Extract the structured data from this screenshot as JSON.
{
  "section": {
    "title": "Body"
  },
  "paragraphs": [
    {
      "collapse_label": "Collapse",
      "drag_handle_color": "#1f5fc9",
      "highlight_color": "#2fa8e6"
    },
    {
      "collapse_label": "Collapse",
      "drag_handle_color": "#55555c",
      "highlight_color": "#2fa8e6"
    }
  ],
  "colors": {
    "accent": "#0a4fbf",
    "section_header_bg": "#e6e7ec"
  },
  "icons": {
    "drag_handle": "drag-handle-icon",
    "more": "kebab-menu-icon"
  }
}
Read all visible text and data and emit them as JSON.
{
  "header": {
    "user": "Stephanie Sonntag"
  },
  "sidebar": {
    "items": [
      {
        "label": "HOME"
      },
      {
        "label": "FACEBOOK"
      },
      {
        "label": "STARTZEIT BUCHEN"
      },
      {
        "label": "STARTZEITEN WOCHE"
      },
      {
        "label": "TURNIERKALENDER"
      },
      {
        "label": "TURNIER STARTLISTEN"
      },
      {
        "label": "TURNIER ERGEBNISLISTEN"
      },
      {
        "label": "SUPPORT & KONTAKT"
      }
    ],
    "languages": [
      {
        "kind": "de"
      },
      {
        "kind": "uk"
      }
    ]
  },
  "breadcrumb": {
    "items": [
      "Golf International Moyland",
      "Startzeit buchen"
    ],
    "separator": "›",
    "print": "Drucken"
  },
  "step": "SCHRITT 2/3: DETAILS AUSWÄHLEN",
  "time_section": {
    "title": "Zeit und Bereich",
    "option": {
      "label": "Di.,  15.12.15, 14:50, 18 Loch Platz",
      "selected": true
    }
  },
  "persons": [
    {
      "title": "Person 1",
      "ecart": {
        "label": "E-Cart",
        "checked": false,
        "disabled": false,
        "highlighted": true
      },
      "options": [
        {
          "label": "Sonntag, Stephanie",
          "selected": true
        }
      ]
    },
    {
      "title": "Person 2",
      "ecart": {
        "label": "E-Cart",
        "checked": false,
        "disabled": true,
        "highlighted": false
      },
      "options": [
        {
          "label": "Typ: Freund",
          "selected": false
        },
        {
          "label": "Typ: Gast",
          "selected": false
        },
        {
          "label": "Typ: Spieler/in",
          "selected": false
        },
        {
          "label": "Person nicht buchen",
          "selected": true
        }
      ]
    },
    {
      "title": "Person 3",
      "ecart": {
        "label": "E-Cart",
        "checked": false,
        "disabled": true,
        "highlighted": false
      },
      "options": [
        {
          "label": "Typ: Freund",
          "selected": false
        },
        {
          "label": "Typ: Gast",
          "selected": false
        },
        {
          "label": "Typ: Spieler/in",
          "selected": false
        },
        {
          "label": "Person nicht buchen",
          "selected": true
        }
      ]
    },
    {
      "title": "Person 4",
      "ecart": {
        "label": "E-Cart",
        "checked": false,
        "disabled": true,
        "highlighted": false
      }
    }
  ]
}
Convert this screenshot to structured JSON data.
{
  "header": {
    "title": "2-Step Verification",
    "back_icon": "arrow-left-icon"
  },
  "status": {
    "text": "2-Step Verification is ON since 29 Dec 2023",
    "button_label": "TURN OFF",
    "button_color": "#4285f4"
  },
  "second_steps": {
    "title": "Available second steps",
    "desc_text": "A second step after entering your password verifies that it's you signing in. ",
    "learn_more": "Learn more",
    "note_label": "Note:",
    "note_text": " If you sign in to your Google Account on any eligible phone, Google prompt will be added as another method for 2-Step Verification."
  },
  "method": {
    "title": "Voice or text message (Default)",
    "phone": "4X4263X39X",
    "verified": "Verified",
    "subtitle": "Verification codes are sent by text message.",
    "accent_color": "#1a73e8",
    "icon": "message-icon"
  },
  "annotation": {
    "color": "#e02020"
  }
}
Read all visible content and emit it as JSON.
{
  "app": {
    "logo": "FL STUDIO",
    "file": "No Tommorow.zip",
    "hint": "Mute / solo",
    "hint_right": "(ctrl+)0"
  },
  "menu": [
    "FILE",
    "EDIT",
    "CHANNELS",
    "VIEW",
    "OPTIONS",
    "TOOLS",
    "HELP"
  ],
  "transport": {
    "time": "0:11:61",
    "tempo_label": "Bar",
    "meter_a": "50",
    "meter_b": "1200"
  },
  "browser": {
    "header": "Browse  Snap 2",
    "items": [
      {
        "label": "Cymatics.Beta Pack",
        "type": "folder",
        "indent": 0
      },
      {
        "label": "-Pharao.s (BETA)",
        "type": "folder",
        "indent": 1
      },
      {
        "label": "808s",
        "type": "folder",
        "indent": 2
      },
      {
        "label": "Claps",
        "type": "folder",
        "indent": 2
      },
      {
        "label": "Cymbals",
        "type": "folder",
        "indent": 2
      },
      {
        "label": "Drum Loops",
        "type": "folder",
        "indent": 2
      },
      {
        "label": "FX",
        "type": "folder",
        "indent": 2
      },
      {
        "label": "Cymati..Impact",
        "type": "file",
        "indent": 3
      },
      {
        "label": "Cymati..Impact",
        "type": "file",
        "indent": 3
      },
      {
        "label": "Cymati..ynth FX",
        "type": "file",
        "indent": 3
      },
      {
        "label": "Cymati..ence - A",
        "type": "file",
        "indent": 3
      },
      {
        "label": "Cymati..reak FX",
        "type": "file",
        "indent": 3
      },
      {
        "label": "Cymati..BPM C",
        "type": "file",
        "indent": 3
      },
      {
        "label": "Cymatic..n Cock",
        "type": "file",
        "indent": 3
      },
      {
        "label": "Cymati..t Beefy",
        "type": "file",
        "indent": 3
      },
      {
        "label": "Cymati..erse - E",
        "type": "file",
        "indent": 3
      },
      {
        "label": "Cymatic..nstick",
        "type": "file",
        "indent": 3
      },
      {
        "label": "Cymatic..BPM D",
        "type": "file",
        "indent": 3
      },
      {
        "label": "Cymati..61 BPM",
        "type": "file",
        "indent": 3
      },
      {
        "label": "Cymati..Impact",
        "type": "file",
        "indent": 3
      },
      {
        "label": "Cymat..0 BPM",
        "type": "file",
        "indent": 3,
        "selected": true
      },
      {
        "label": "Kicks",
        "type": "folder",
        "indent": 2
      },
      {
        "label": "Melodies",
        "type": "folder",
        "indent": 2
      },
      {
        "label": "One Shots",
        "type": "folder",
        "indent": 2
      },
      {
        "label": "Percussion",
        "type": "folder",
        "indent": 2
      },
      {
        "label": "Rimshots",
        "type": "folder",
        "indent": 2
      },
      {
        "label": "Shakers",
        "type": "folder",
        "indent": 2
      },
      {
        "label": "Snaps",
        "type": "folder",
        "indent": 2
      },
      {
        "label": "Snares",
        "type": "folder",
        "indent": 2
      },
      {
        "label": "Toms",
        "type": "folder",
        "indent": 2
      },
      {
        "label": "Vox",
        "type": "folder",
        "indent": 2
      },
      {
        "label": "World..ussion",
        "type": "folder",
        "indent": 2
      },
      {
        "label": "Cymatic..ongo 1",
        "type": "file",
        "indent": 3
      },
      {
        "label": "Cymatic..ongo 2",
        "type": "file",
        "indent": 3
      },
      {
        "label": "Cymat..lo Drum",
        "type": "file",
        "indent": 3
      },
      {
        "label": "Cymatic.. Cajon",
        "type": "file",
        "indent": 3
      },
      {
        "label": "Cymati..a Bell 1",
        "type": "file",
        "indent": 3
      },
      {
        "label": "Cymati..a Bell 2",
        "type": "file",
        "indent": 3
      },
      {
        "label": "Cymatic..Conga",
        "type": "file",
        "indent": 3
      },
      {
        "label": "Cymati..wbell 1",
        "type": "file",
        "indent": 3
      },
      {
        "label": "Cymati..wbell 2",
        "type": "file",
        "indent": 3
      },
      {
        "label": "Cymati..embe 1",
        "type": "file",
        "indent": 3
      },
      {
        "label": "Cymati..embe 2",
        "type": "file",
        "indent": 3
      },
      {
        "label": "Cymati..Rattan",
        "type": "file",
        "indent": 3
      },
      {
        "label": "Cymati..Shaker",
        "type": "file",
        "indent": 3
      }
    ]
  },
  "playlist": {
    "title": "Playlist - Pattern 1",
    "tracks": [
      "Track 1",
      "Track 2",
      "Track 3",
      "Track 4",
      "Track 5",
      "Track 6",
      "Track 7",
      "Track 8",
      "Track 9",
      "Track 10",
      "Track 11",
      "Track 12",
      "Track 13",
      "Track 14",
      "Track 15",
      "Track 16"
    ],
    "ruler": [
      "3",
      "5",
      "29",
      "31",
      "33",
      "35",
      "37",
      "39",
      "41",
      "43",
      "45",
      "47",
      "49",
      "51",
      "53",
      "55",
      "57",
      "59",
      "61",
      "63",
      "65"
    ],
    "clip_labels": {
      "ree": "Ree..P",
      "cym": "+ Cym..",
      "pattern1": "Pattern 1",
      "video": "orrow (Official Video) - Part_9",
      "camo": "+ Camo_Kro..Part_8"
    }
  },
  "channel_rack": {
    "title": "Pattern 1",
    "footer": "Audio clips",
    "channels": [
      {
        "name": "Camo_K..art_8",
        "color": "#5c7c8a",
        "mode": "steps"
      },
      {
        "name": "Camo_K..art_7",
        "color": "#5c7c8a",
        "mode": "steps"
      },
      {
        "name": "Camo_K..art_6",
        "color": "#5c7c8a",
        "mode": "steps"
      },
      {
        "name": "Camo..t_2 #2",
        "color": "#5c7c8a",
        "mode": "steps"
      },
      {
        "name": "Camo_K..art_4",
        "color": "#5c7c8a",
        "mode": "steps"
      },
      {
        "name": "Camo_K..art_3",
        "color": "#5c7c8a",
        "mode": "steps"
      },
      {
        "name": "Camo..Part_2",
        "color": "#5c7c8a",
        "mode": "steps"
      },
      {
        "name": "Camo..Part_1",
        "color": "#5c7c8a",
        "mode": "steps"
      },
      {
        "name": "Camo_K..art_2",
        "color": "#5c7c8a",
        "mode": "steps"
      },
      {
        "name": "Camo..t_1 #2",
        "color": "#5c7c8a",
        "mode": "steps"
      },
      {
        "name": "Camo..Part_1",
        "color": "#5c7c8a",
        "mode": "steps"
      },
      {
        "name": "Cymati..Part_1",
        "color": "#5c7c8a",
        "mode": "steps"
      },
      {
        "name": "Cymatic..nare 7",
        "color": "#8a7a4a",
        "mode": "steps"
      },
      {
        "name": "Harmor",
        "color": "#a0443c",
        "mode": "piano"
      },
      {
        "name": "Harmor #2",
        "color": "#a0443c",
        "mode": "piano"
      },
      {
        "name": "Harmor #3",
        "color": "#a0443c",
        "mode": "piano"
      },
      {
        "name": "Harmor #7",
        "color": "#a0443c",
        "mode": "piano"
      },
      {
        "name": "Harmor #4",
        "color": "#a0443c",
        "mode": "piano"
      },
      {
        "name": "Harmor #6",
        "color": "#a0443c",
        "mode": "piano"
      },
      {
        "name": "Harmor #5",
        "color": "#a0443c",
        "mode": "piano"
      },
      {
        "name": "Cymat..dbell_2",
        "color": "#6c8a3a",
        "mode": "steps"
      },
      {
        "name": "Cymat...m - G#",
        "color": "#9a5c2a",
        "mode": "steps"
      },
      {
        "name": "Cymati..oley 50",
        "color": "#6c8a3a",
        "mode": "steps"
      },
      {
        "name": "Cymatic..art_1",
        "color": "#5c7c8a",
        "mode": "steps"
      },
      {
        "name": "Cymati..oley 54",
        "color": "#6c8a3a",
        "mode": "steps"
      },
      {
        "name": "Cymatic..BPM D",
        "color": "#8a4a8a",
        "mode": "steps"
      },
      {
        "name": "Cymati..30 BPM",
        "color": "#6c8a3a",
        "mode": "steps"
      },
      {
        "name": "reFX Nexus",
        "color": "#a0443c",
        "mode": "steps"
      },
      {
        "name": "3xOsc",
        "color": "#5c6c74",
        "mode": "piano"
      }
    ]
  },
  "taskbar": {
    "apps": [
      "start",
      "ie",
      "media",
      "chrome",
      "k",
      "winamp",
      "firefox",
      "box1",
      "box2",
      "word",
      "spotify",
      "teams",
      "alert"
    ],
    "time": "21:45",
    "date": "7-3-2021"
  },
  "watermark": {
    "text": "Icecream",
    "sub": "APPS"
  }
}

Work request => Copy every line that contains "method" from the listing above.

Result for this task =>
    "note_text": " If you sign in to your Google Account on any eligible phone, Google prompt will be added as another method for 2-Step Verification."
  "method": {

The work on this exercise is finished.